For me, all this changed after Wimbledon this year. Andy Murray’s second half of 2016 has been quite phenomenal. He backed up his second Wimbledon title with a second Olympic Gold Medal. In addition to these feats, Murray has claimed 3 out of the possible 8 Masters Series titles this year. I was previously critical of Murray for being too passive with his tennis. Since he re-appointed Ivan Lendl as his coach earlier this year, he has become far more aggressive. He goes after his shots, is more attacking in his mindset and has improved his serve significantly.
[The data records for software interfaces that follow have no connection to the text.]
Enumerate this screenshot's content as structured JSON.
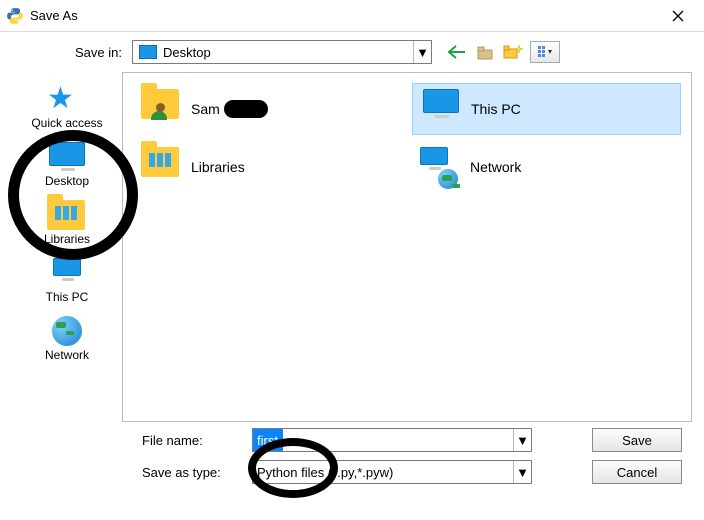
{
  "titlebar": {
    "title": "Save As"
  },
  "saveIn": {
    "label": "Save in:",
    "value": "Desktop"
  },
  "sidebar": {
    "items": [
      {
        "label": "Quick access"
      },
      {
        "label": "Desktop"
      },
      {
        "label": "Libraries"
      },
      {
        "label": "This PC"
      },
      {
        "label": "Network"
      }
    ]
  },
  "content": {
    "items": [
      {
        "label": "Sam",
        "redacted": true
      },
      {
        "label": "This PC",
        "selected": true
      },
      {
        "label": "Libraries"
      },
      {
        "label": "Network"
      }
    ]
  },
  "fileName": {
    "label": "File name:",
    "value": "first"
  },
  "saveType": {
    "label": "Save as type:",
    "value": "Python files (*.py,*.pyw)"
  },
  "buttons": {
    "save": "Save",
    "cancel": "Cancel"
  }
}
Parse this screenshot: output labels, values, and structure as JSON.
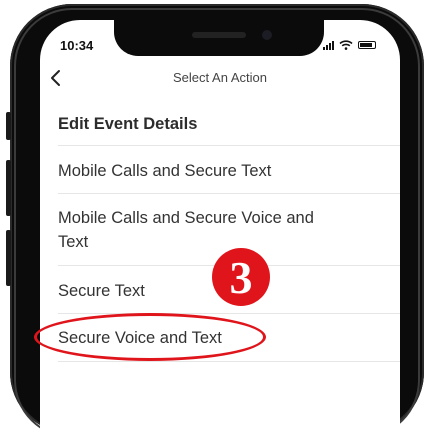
{
  "status_bar": {
    "time": "10:34"
  },
  "nav": {
    "title": "Select An Action",
    "back_icon": "chevron-left-icon"
  },
  "actions": [
    "Edit Event Details",
    "Mobile Calls and Secure Text",
    "Mobile Calls and Secure Voice and Text",
    "Secure Text",
    "Secure Voice and Text"
  ],
  "annotation": {
    "step_number": "3",
    "color": "#e0151c"
  }
}
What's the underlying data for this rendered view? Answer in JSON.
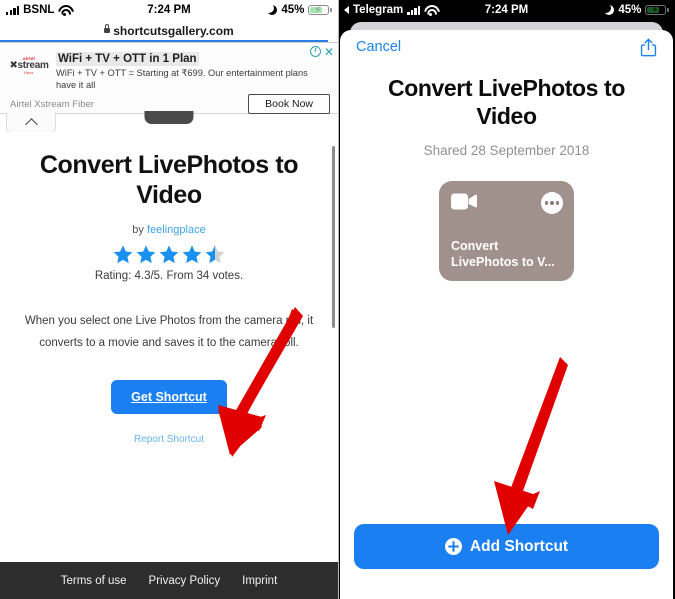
{
  "left": {
    "status_bar": {
      "carrier": "BSNL",
      "time": "7:24 PM",
      "battery_percent": "45%",
      "signal_icon": "signal-bars-icon",
      "wifi_icon": "wifi-icon",
      "dnd_icon": "moon-icon",
      "battery_icon": "battery-charging-icon"
    },
    "browser": {
      "url": "shortcutsgallery.com",
      "lock_icon": "lock-icon",
      "collapse_icon": "chevron-up-icon"
    },
    "ad": {
      "headline": "WiFi + TV + OTT in 1 Plan",
      "description": "WiFi + TV + OTT = Starting at ₹699. Our entertainment plans have it all",
      "advertiser": "Airtel Xstream Fiber",
      "cta_label": "Book Now",
      "logo_top": "airtel",
      "logo_main": "stream",
      "logo_bottom": "fiber",
      "info_icon": "ad-info-icon",
      "close_icon": "ad-close-icon"
    },
    "page": {
      "title": "Convert LivePhotos to Video",
      "by_prefix": "by",
      "author": "feelingplace",
      "rating_text": "Rating: 4.3/5. From 34 votes.",
      "rating_value": 4.3,
      "stars_filled": 4,
      "stars_half": 1,
      "stars_total": 5,
      "description": "When you select one Live Photos from the camera roll, it converts to a movie and saves it to the camera roll.",
      "get_button": "Get Shortcut",
      "report_link": "Report Shortcut"
    },
    "footer": {
      "links": [
        "Terms of use",
        "Privacy Policy",
        "Imprint"
      ]
    }
  },
  "right": {
    "status_bar": {
      "back_label": "Telegram",
      "back_icon": "back-triangle-icon",
      "time": "7:24 PM",
      "battery_percent": "45%",
      "signal_icon": "signal-bars-icon",
      "wifi_icon": "wifi-icon",
      "dnd_icon": "moon-icon",
      "battery_icon": "battery-charging-icon"
    },
    "sheet": {
      "cancel_label": "Cancel",
      "share_icon": "share-icon",
      "title": "Convert LivePhotos to Video",
      "shared_date": "Shared 28 September 2018",
      "card": {
        "label": "Convert LivePhotos to V...",
        "icon": "video-camera-icon",
        "more_icon": "ellipsis-icon",
        "color": "#a1918c"
      },
      "add_button": "Add Shortcut",
      "add_icon": "plus-circle-icon"
    }
  },
  "annotations": {
    "arrow_color": "#e00000",
    "left_arrow": "red-arrow-pointing-to-get-shortcut",
    "right_arrow": "red-arrow-pointing-to-add-shortcut"
  },
  "colors": {
    "ios_blue": "#1a7ff0",
    "link_blue": "#3da3e8",
    "star_blue": "#1a90f0",
    "battery_green": "#35c759",
    "footer_bg": "#2d2d2d",
    "card_taupe": "#a1918c"
  }
}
This in addition to his already brilliant court speed, fitness and return of serve have made him a complete player.
Years of persistence have paid off for Murray and he is now a deserving World Number 1. He joins just 25 other professionals who have been crowned the worlds best since the current ranking system was devised in 1973; this includes the likes of Borg, McEnroe, Connors, Lendl, Edberg, Becker, Sampras, Agassi, Federer, Nadal and Djokovic. It’s an illustrious group of names, and he joins them. It was only a few months back when it seemed that Novak Djokovic was destined for a record-breaking period at the top spot, but a dramatic slump in his form, the absence of Federer and Nadal and some superb tennis from Murray has seen him take the top spot against the tide. It has been a terrific effort and there should now be no doubt that he belongs in the ‘Big 4’ – no questions asked.
Murray will look to cap off a wonderful year when he partakes in next week’s ATP World Tour Finals in front of his home crowd in London. Whilst this will be his 8th appearance at the Finals, he has never progressed beyond the semi-final. Given his current form, the stage is perfectly set for him to take a famous victory, consolidate his position at the top of the sport and finish off a great year in the best way possible.